It can also be argued that the book’s celebratory ‘glass half full’ approach to the music’s expansion – which some may sense is akin to ‘scraping the barrel’, via visits to some of the globe’s more remote regions in search of the holy grail – fails to address the relatively low status in the popularity stakes of reggae, vis-à-vis many other musical genres. Nor does the book attempt to address some of the music’s limitations or controversial associations (e.g. homophobia and slackness in the ‘dancehall’, Rastafarianism’s stance on birth control measures, the relative failure to expand the music’s agenda to real ‘live’ contemporary political issues).
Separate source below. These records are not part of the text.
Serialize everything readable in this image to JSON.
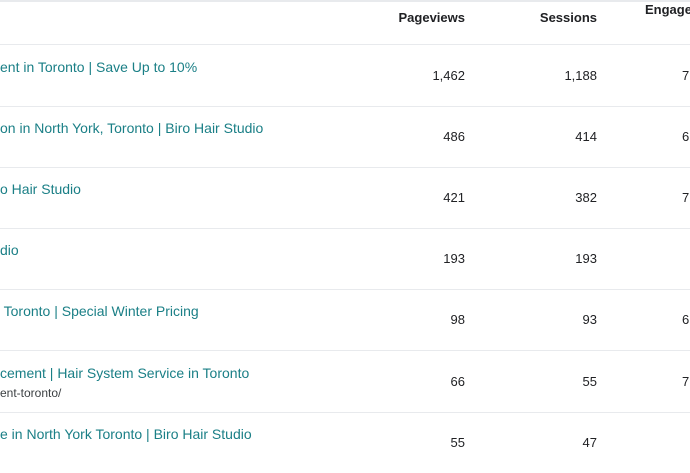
{
  "columns": {
    "pageviews": "Pageviews",
    "sessions": "Sessions",
    "engagement": "Engage"
  },
  "rows": [
    {
      "title": "ent in Toronto | Save Up to 10%",
      "subtitle": "",
      "pageviews": "1,462",
      "sessions": "1,188",
      "engagement": "7"
    },
    {
      "title": "on in North York, Toronto | Biro Hair Studio",
      "subtitle": "",
      "pageviews": "486",
      "sessions": "414",
      "engagement": "6"
    },
    {
      "title": "o Hair Studio",
      "subtitle": "",
      "pageviews": "421",
      "sessions": "382",
      "engagement": "7"
    },
    {
      "title": "dio",
      "subtitle": "",
      "pageviews": "193",
      "sessions": "193",
      "engagement": ""
    },
    {
      "title": " Toronto | Special Winter Pricing",
      "subtitle": "",
      "pageviews": "98",
      "sessions": "93",
      "engagement": "6"
    },
    {
      "title": "cement | Hair System Service in Toronto",
      "subtitle": "ent-toronto/",
      "pageviews": "66",
      "sessions": "55",
      "engagement": "7"
    },
    {
      "title": "e in North York Toronto | Biro Hair Studio",
      "subtitle": "",
      "pageviews": "55",
      "sessions": "47",
      "engagement": ""
    }
  ],
  "colors": {
    "link": "#1a7f86",
    "divider": "#e8eaed"
  }
}
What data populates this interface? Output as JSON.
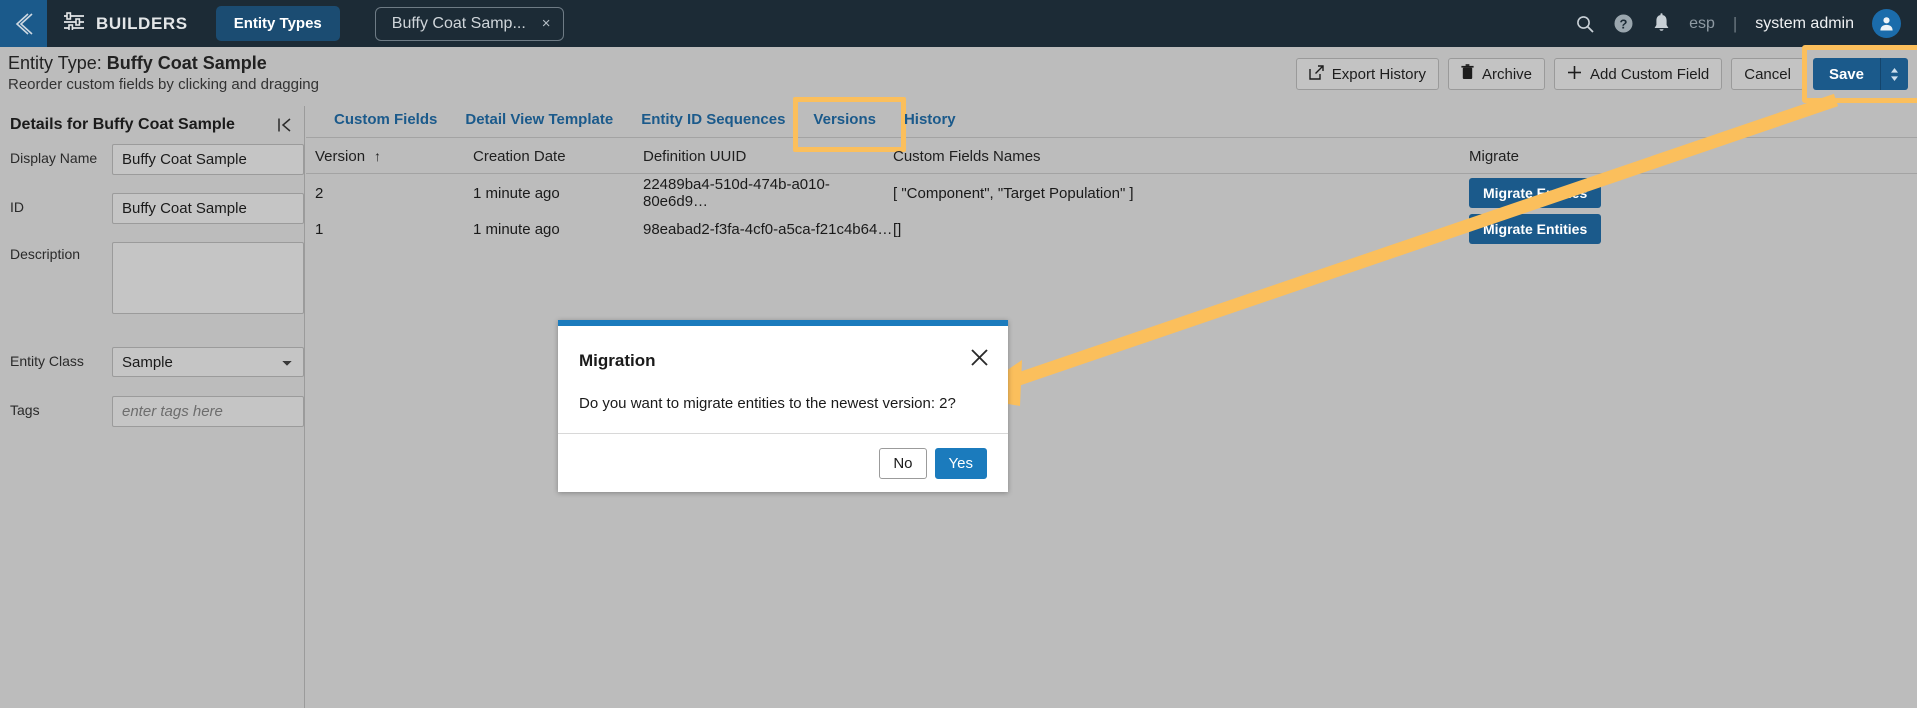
{
  "topnav": {
    "collapse_icon": "chevron-left-icon",
    "builders_icon": "sliders-icon",
    "builders_label": "BUILDERS",
    "entity_types_label": "Entity Types",
    "open_tab_label": "Buffy Coat Samp...",
    "open_tab_close": "×",
    "search_icon": "search-icon",
    "help_icon": "help-icon",
    "notifications_icon": "bell-icon",
    "language": "esp",
    "separator": "|",
    "user": "system admin",
    "avatar_icon": "user-avatar-icon"
  },
  "header": {
    "title_prefix": "Entity Type: ",
    "title_name": "Buffy Coat Sample",
    "subtitle": "Reorder custom fields by clicking and dragging",
    "actions": {
      "export_history": "Export History",
      "export_history_icon": "external-link-icon",
      "archive": "Archive",
      "archive_icon": "trash-icon",
      "add_custom_field": "Add Custom Field",
      "add_custom_field_icon": "plus-icon",
      "cancel": "Cancel",
      "save": "Save",
      "save_dropdown_icon": "updown-caret-icon"
    },
    "highlight_color": "#fbbf5c"
  },
  "details_panel": {
    "title": "Details for Buffy Coat Sample",
    "collapse_icon": "collapse-panel-icon",
    "fields": [
      {
        "label": "Display Name",
        "value": "Buffy Coat Sample",
        "placeholder": ""
      },
      {
        "label": "ID",
        "value": "Buffy Coat Sample",
        "placeholder": ""
      },
      {
        "label": "Description",
        "value": "",
        "placeholder": ""
      },
      {
        "label": "Entity Class",
        "value": "Sample",
        "placeholder": ""
      },
      {
        "label": "Tags",
        "value": "",
        "placeholder": "enter tags here"
      }
    ]
  },
  "tabs": [
    {
      "label": "Custom Fields",
      "active": false,
      "highlighted": false
    },
    {
      "label": "Detail View Template",
      "active": false,
      "highlighted": false
    },
    {
      "label": "Entity ID Sequences",
      "active": false,
      "highlighted": false
    },
    {
      "label": "Versions",
      "active": true,
      "highlighted": true
    },
    {
      "label": "History",
      "active": false,
      "highlighted": false
    }
  ],
  "versions_table": {
    "columns": [
      "Version",
      "Creation Date",
      "Definition UUID",
      "Custom Fields Names",
      "Migrate"
    ],
    "sort_column": "Version",
    "sort_arrow": "↑",
    "rows": [
      {
        "version": "2",
        "creation_date": "1 minute ago",
        "definition_uuid": "22489ba4-510d-474b-a010-80e6d9…",
        "custom_fields_names": "[ \"Component\", \"Target Population\" ]",
        "migrate_label": "Migrate Entities"
      },
      {
        "version": "1",
        "creation_date": "1 minute ago",
        "definition_uuid": "98eabad2-f3fa-4cf0-a5ca-f21c4b64…",
        "custom_fields_names": "[]",
        "migrate_label": "Migrate Entities"
      }
    ]
  },
  "modal": {
    "title": "Migration",
    "close_icon": "close-icon",
    "body": "Do you want to migrate entities to the newest version: 2?",
    "no_label": "No",
    "yes_label": "Yes"
  },
  "colors": {
    "nav_bg": "#1c2b36",
    "accent_blue": "#1b5a8b",
    "link_blue": "#1b5a8b",
    "primary_blue": "#1b7bbd",
    "page_bg": "#bcbcbc",
    "annotation_orange": "#fbbf5c"
  }
}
Anyway, at a personal level this book does delight me, not only for the new nuggets it reveals about Marley and his worldwide musical influence, but also for the (literally) hundreds of beautiful illustrations and photos peppered throughout. Indeed, most heart-warming (for me) were the selection of Eddie Mallin’s classy photos from Marley’s last outdoor concert (in Dublin in 1980), which this reviewer still has fond memories of. Indeed, similar ‘connections’ are sure to endear many reggae enthusiasts to the book, as the content (via discrete sections) visits: Great Britain, Sweden, Russia, Switzerland, Italy, North America, Canada, the United States, the Caribbean, Central and South America, Cuba, Puerto Rico, Nicaragua, Panama, Costa Rica, Suriname, French Guiana, Brazil, Africa, the Middle East, the Ivory Coast, Ghana, Nigeria, South Africa, Zimbabwe, Rwanda, Burundi, Kenya, Ethiopia, Tanzania, Asia, Oceania, Aotearoa, New Zealand, Australia, Hawaii, West Papua, Indonesia, Myanmar, China and Nepal.
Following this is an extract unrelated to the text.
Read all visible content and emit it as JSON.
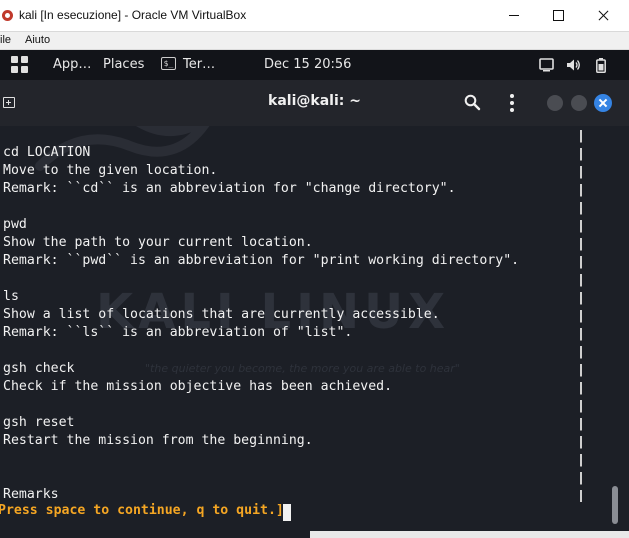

Inevitably, some will be disappointed not to be namechecked in the author’s review (e.g. Goa, India’s reggae musicians and their Sunsplash festival), whilst others may bemoan the decision to avoid some sensitive subjects en route (e.g. the Israeli-Palestine conflict). However, it is to the author’s great credit that he does cover the Mugabe-Zimbabwe mess. Given the reluctance of so many Rastas to acknowledge Mugabe’s transition from freedom fighter to thug, this is an important input from Huisman. As Marley biographer Chris Salewicz concluded in respect of Marley’s visit to Zimbabwe and his ‘reception’ from the new rulers: ‘Bob Marley was pissed off’.
Likewise, it is encouraging to see Huisman acknowledge that though reggae is generally considered to be ‘a powerful song of protest’, it has also ‘been supportive of politicians in power and in the opposition’. However, any such suspect associations are more than compensated for by the book’s overall review, including its focus on the trials and tribulations of the many oppressed indigenous groups that have found solace and support in Marley’s music (e.g. the Hopi and Havasupai tribes, the Maroons, the Maori, the Aboriginals, the Wa and Uyghurs in China).
In conclusion, it is fair to say that this wonderfully-well illustrated tome is an invaluable addition to reggae’s library stock, serving to show how the genre has become a ‘glocal’ sound (i.e. linking global and local issues) around the world. It is also a great credit to its author, who laboured long and hard from a ‘crowd funding’ initiative to the eventual release of a ‘must have’ quality product, that is available at a ridiculously low price – with profits going to the HELP Jamaica charity.
As they now say around the globe: ‘Raspect’!